Historically the Villager routes were the home of independent and much loved operator Blue Bus (Tailby and George) of Willington. The company ran mainly Daimlers, always clean and shiny, on routes via Willington (as with V3)...
... and Etwall (Villager).
Blue Bus sold out to Derby Corporation and the privatised Derby sold out to Arriva which gave up the routes in favour to Trent.

Whatever the history, these are not Midland Classic routes. A panel on the map explains this succinctly.
But it is really refreshing to see an operator offering its customers a map of the full network, even those services which it does not operate. Maybe they wouldn't be quite so keen if the services were in direct competition.

Would the map show Arriva's half hourly 29 were it running between Swad and Burton?
Which is isn't, despite Arriva's heading. 

Tomorrow we look at a few of Midland Classic's timetables.

TODAY - History At Boston Lodge
From Northampton correspondent Alan comes this important piece of news from the Festiniog Railway.

In 1863 the Ffestiniog Railway received its first steam locomotives, four engines manufactured by George England In New Cross, London.  They were named The Princess, The Prince, Mountaineer and Palmerston.
Palmerston and Prince are still working today and Peco and Kato have announced a joint 009 scale model of Prince, due in 2021.

In 1867 George England built two larger locomotives, Little Giant and Welsh Pony (The latter pictured below in 1925).
Welsh Pony has not run since sometime before 1940 – until tomorrow!

On Saturday 27th June 2020 Welsh Pony will be steamed for the first time in 80 years following a substantial rebuild.

This steaming is set to be shown live on-line on the internet from 10am on Saturday 27th.

In celebration of this moment an original unique painting of Welsh Pony is being auctioned on Ebay to raise funds to cover the final work on the locomotive.

There is also a souvenir mug available for purchase from the Railway’s shop.

Below are links to the events listed above:

The steaming will be on
either the FfWHR main website:-
or Facebook:-

The schedule will be as follows, provided all goes to plan with the loco:

10.00hrs – The lighting-up.
13.00hrs – The first whistle.
16.00hrs – Welsh Pony will hopefully move under her own steam.

Boston Lodge depot is NOT open to the public - hence the internet streaming of the steaming instead of just dreaming of the gleaming loco seeming like it's beaming (if the rain's not teeming)!

Which, being Wales, it might well do.

More from Burton tomorrow - plus other stuff.

 Sunday Variety blog : Sunday 28th June 


  1. Wetmore Road runs north from the town centre in Burton, and leads eventually to the Midland Classic depot. Is this what fbb has in mind?

  2. Wetmore Road bus park was at the junction with Burton Bridge. It is now covered in housing

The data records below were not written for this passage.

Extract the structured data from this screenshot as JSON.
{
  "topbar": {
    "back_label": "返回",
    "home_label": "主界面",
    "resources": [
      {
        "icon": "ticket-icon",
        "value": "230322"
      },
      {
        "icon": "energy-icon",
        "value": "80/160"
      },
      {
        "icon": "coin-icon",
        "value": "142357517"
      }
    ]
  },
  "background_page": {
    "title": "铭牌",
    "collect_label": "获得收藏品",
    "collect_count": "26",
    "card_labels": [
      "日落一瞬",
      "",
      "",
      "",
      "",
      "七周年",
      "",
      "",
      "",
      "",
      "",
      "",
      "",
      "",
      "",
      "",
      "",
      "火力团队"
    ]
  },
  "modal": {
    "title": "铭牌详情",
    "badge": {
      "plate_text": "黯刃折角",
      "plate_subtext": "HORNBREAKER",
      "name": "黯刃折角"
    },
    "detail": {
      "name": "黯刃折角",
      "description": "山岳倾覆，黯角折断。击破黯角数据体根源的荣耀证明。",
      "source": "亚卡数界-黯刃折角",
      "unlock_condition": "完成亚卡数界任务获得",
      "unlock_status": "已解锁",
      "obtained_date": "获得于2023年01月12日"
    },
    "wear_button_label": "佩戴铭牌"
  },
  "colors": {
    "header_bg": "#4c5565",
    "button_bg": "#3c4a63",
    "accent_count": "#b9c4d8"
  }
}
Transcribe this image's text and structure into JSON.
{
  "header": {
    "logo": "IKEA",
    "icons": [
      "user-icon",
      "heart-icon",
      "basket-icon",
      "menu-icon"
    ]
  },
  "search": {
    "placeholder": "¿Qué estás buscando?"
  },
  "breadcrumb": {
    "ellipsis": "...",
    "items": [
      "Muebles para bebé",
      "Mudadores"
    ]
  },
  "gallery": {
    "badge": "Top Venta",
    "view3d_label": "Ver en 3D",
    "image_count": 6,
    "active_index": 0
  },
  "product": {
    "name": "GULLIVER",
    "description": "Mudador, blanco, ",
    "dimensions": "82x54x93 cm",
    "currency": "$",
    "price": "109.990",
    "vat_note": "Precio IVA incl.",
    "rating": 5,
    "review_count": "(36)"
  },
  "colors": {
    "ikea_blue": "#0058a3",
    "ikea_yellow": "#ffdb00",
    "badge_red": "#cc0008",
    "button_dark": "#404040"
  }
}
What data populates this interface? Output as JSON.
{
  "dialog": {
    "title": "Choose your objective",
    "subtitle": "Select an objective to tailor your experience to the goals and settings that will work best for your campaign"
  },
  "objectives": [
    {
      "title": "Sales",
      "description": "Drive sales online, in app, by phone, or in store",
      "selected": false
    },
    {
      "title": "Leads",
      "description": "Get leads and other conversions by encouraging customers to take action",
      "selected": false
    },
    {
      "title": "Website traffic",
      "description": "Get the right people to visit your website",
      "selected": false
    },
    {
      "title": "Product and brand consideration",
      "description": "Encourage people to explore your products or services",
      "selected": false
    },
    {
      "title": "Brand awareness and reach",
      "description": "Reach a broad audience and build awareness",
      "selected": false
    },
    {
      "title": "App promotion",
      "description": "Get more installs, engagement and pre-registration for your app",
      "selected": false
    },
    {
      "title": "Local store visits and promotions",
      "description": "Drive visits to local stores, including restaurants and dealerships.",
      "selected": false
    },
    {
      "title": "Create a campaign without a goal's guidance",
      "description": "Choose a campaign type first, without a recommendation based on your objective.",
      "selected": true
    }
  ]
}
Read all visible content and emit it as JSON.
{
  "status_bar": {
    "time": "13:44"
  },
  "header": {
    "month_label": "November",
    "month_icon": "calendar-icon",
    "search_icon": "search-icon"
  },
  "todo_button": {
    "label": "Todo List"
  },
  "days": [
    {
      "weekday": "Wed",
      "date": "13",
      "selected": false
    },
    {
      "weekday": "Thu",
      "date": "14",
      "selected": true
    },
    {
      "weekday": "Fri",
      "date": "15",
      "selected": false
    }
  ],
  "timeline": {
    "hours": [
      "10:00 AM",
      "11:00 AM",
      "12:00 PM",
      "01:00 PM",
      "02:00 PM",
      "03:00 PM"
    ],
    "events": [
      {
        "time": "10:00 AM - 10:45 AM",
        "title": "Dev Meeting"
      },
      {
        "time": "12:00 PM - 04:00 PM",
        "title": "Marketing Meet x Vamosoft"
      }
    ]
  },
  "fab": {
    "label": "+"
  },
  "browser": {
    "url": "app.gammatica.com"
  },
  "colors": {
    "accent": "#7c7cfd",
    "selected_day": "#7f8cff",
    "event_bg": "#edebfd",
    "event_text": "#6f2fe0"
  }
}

  3. A bit more about Wetmore Road. It was the terminus for routes from the north and east until around 1980, but was always a bit out of the way. The opening of a second bridge over the Trent in 1985, south of the town centre, and two central shopping precincts in 1986 and 1990, made it even more so. Deregulation, privatisation and minibuses (Fox Cubs) changed the bus routes. So, by the time I took a job in the area in 1988, Wetmore Road had been reduced to an "en route" stop. In the early 90s, the road was widened, with a bus lay-by, but flats built on the rest of the site.